Wickwire, PJ, McLester, JR, Green, JM, and Crews, TR.3 Acute heart rate, blood pressure, and RPE responses during super slow vs. traditional machine resistance training protocols using small muscle group exercises. J Strength Cond Res 23(1): 72-79, 2009-Acute cardiovascular and perceptual responses to Super Slow resistance training (SS) are not well understood. This study compared blood pressure (BP), heart rate (HR), and ratings of perceived exertion (RPE) between SS and traditional machine (TM) protocols. Participants (n = 20) completed three sessions of elbow flexion (EF) and knee extension (KE). Session 1 consisted of determining 1RM for EF and KE and a familiarization trial for the SS technique. Sessions 2 and 3 were counterbalanced, with subjects completing three sets of SS (10 seconds concentric, 5 seconds eccentric per rep, 40% 1RM) and TM (2 seconds concentric, 4 seconds eccentric per rep, 65% 1RM). Paramount resistance training equipment was used for both exercises. Peak HR was recorded for each set, with recovery HR taken between sets after 3 minutes of rest. Blood pressure was taken after 5 minutes of seated rest, after each set, before sets 2 and 3, and at 2 minutes post set 3. Ratings of perceived exertion for active musculature were obtained three times per set.
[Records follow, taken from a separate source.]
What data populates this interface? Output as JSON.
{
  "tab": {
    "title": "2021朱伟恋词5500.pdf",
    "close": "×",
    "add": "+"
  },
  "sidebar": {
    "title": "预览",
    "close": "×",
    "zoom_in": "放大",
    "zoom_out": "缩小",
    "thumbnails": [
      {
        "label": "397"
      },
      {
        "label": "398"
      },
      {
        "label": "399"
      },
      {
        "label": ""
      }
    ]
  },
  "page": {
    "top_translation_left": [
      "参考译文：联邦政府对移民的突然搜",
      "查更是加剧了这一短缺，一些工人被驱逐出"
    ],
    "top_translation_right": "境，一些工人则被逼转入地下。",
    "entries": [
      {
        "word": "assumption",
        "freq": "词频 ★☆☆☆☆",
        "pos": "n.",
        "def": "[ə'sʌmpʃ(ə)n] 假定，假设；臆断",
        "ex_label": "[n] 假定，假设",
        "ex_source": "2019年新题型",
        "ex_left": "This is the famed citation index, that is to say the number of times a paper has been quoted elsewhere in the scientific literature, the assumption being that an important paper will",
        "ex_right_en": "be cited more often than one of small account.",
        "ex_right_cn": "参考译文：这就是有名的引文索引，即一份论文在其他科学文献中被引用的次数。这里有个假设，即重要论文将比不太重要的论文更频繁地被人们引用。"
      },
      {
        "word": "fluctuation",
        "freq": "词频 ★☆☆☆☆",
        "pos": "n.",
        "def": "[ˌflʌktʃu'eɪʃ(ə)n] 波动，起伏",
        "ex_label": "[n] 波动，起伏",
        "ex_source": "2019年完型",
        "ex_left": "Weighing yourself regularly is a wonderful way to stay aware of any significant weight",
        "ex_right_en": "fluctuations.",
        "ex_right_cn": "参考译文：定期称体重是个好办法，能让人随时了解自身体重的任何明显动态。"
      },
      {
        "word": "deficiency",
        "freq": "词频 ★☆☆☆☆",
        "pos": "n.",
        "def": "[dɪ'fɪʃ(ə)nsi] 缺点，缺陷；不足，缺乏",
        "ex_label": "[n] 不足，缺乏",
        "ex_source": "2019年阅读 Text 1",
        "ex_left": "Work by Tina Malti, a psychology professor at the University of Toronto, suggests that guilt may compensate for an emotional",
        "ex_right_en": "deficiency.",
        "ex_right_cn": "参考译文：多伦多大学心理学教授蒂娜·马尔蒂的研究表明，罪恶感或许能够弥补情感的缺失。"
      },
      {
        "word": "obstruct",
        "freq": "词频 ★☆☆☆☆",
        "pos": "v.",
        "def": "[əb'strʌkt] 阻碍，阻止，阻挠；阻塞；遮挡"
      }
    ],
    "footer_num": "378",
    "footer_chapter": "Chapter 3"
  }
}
Although systolic BP (SBP) and diastolic BP (DBP) responses were not significantly different between SS and TM for EF or KE, SBP (SS and TM combined) was significantly lower during EF and was significantly higher during KE than resting BP. Diastolic BP (SS and TM combined) was not significantly different from resting BP for EF or KE. Peak HR was significantly greater during TM (vs. SS) for EF and KE. Ratings of perceived exertion were also significantly greater during TM for EF and KE. Even though SBP was greater for SS and TM combined during KE, comparing SS and TM revealed minimal differences in BP. This suggests that, when performing small muscle group exercises with lighter weight at a slow speed, either SS or TM would be appropriate for individuals to whom strength training is not contraindicated.
1Department of Health, Physical Education, and Sport Science, Kennesaw State University, Kennesaw, Georgia; 2Department of Health, Physical Education, and Recreation, University of North Alabama, Florence, Alabama; and 3Department of Physical Education and Recreation, Western Kentucky University, Bowling Green, Kentucky
Address correspondence to P. Jason Wickwire, email@example.com.